This special Comic-Con poster gave die-hard Superman fans all they needed to know: a picture of their hero (in his super duds) and a shadow that indicates it's going to be much more Nolanesque than Superman Returns...

The Man With The Iron Fists has A Teaser Poster With A Nice Red Paint Effect – definitely not the kind of thing that would ever show up on Watercolour Challenge, but that's kind of the point with a film like this. To be frank, it's great to see something else just a little bit different from team Tarantino when it could easily have been a bunch of the actors in a row attempting to look cooler than each other.

Definitively not answering the perennial headscratcher of whether a bottle of wine is half full or half empty, Paul Thomas Anderson's cryptic teaser poster for The Master is about as inexplicable as the film itself.

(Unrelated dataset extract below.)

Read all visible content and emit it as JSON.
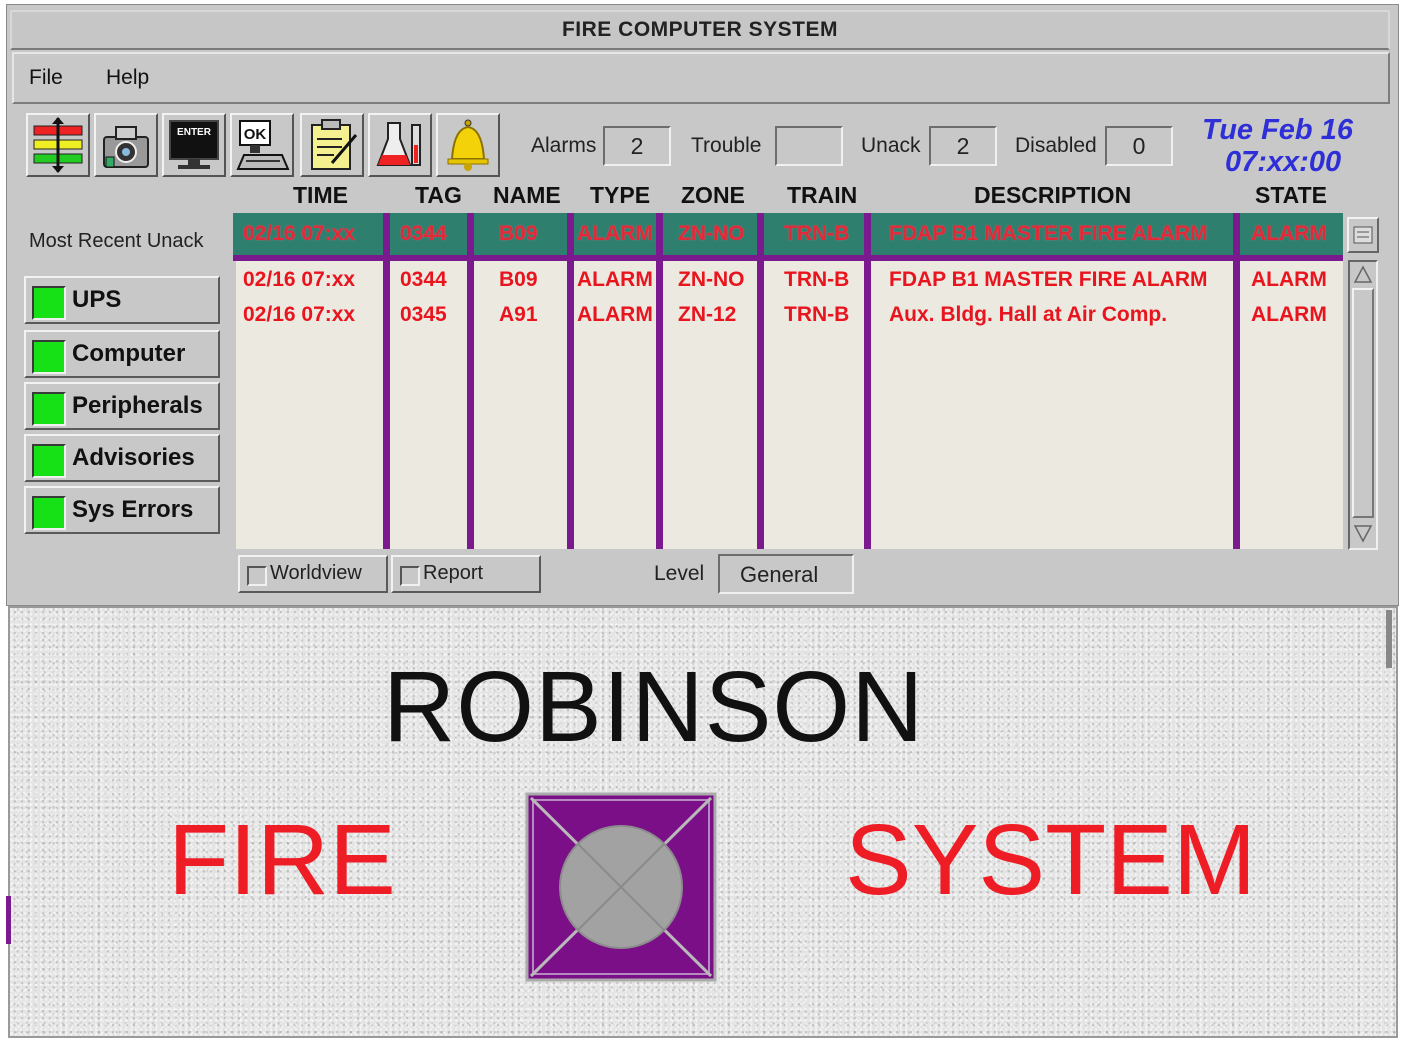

For something completely different (and somehow quite similar), here's the kaleidoscopic alternate take.

Wins its place on this list if only for the dismembered body of a very happy dog.

Now there's a sentence...

A beautiful poster from Prometheus's publicity team – the same guys who won awards for their ingenious viral video campaign – this is notable for a number of reasons, such as the unusual typeface for Prometheus, the in-your-face/on-the-nose (no pun intended) tagline and the strange, pyramid-like shades the big stoney-faced fella appeared to be sporting.

Binoculars? Check. Bottle o' booze? Check. Dictaphone? Check. Looks like a writer to us...

Picking a stand-out Skyfall poster was a tough call. After all, what could possibly rival Pingu in a cardie looking rather awkwardly at the camera? Or, failing that, Judi Dench looking like she's forgotten where she's put her keys? The answer is this, a tragically underused IMAX poster that manages to communicate the emotional heft of the film with just a palace, a car and a man in a pin-stripe suit.

Unveiled exclusively on, the first poster for Park-chan Wook's English language debut is an immensely detailed treasure, a purposely unnerving part-drawn and part-collage pencil effort that offers clues to the film in a way that few other one-sheets can rival.

This list of posters needed some humour, so here some is in the form of an anthropomorphic teddy bear making a joke about watching porn. For an example of how not to do it – intentionally or not – click here (if you dare).

The only poster we can think of that has a pair of devil's horns on both the letter 'e' and a foetus, this is an extraordinarily creepy poster whose green hue may well remind some of Rosemary's Baby's one-sheet.

Done in a traditional Japanese brush painting style (complete with the red seal on the lower left side), this Wolverine teaser poster is perhaps the best on this list: understated, beautifully stylised and seriously goddamn cool.